House calls are an endangered species in medicine. As a trainee in general practice, I remember having a regular monthly rota of non-urgent house calls to older patients who were unable to get to the surgery. A change in GMS contract before I started in independent practice put a sudden stop to these regular “check-ups”. Yet the daily lunchtime house call list meant we were still calling, on request, to patients homes for healthcare problems. And, of course, the out-of-hours urgent calls continued – not all of them necessary or appropriate.
In general, I never minded being called to a sick child out-of-hours. But being asked to see an adult with a sore
throat at 2am was unnecessary, as were the ones where it emerged the problem had been brewing for several
months, yet the patient hadn’t darkened the surgery door since the symptoms began. The drunken request was another abomination – I still remember gnashing my teeth after seeing someone in the early hours of a Monday morning following an accident at the local nightclub.
It quickly became obvious that my urgent presence at 2am had little to do with the minor foot injury and was really about the need to have a doctor document the issue, as the already salivating boyfriend focused on the payout that would surely emerge after a case against the business was taken. Anyway, with the advent of the well-structured co-ops, house call rates continued to fall, making them the exception rather than the rule in current practice.
Yet, despite being a poor use of medical resources, you rarely came away from a call without learning something about the patient and their family. It was often the kind of snippet that would become suddenly relevant, some months or even years later, in the context of a completely different presentation to the one that led to the earlier house call.
And in a fascinating juxtaposition of the old and the new, the surge in telemedicine in the last 18 months or so has afforded us some additional glimpses into patients’ lives. The formality of the consultation has been eroded and there are now many new tales of how patients present at their telemedicine visit. More than one person has tried to simultaneously participate in a Zoom work meeting while also seeing the doctor. This rarely works out as the patient is flooded with questions from their work meeting while also trying to answer medical questions. Another patient multi-tasked her appointment with preparing a large meal for her family, peppering her
visit with a cacophony of kitchen sounds as a variety of utensils, including ladles, spatulas, and knives flashed in front of the bemused doctor.
And what about many difficult conversations we have had with foreheads, arms, legs, and torsos that bounce around the screen as the patient gestures with their hand and their smartphone on which they’re conducting the visit?
Writing in the online journal Medscape, two US neurologists described the following telemedicine encounter: “A middle-aged woman presented to our clinic with a constellation of vague symptoms, including headaches and fatigue, which had mysteriously started in spring 2020.

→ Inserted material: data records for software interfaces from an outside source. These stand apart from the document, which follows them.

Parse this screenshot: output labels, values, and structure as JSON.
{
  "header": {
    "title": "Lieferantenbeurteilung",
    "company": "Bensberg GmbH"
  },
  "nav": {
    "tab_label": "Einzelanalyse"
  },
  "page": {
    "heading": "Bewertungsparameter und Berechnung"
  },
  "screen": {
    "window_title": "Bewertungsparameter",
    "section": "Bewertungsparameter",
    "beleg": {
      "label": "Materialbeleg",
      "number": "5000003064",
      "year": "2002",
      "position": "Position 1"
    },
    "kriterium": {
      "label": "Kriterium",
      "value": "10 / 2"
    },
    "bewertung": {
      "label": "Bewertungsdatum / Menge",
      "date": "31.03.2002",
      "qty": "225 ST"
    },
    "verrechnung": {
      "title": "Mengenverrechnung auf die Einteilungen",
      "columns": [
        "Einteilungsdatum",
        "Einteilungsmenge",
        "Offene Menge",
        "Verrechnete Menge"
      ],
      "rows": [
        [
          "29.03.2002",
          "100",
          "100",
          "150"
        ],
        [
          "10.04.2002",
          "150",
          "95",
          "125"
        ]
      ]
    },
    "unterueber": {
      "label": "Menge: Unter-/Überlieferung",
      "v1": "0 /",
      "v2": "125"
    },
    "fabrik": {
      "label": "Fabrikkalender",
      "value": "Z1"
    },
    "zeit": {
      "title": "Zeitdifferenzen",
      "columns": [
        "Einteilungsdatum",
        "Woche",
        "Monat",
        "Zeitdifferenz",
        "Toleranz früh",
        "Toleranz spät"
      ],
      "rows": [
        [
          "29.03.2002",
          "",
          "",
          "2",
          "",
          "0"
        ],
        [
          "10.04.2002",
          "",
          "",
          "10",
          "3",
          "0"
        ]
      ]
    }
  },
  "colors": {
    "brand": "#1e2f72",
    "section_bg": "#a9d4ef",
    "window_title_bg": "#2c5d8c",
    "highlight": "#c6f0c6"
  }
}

Quickly scanning her video presentation showed a bright white sheen of snow-covered trees peeking through the sloped windows of her car. “After confirming that she was not in motion, the patient revealed that the interior of her car was the only space where she could find the necessary solitude for this appointment. The pandemic had closed the school for her four children, all under 10 and they were now home indefinitely.”

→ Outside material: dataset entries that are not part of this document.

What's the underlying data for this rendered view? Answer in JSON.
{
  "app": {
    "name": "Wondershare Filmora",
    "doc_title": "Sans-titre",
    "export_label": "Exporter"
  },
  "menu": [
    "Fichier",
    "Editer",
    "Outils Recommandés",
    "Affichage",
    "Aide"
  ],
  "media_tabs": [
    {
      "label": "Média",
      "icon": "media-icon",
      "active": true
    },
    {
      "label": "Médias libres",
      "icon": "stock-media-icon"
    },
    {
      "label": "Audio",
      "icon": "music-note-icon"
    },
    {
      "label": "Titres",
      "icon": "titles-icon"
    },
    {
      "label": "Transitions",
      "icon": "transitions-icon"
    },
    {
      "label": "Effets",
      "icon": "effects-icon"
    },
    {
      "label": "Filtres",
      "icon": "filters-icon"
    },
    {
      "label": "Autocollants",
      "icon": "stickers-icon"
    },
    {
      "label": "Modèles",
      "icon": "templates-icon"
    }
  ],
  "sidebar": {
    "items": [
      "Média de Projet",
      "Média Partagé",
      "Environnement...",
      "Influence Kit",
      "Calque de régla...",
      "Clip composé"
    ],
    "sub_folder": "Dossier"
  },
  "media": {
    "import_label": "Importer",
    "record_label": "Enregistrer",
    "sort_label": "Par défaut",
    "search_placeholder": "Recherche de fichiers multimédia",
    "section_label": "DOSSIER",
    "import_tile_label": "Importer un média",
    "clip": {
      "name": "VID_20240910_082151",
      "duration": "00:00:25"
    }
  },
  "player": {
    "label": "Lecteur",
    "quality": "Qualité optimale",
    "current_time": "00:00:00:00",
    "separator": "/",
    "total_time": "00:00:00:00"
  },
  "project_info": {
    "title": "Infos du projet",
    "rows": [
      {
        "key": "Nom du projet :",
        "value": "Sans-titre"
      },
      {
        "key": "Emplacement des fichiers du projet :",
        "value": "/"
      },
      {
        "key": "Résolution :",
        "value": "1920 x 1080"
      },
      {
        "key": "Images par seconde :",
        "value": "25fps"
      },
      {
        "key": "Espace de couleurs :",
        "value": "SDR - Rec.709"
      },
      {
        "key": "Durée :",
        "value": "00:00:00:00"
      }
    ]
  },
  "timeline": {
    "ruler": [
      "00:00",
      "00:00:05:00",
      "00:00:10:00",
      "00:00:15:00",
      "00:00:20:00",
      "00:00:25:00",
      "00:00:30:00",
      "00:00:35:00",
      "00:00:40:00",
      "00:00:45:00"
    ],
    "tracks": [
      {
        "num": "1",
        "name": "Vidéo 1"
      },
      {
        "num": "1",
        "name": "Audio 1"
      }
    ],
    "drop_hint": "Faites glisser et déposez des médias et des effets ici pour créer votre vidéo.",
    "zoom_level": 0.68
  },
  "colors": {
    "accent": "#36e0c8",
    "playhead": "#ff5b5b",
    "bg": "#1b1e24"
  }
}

These visual insights enabled the doctors to correctly focus on anxiety and depression as the likely cause of the
It’s also potentially more difficult to hide unhealthy habits from your doctor in a remote consultation. One avowed non-smoker appeared on screen casually smoking a cigarette and continued to chain-smoke throughout the consultation without ever noting or attempting to conceal the behaviour. Then there was the patient with
peptic ulcer disease who had several cups of coffee during the telemedicine visit, while a half empty bottle of
vodka sat accusingly on the table in front of him.
I’m sure patients have equally interesting comments about the temporary surroundings we doctors are
obliged to use when confined to our homes. Despite patients’ and doctors’ relative lack of sophistication and the occasional unintended revelation, telemedicine has proved its worth and is here to stay.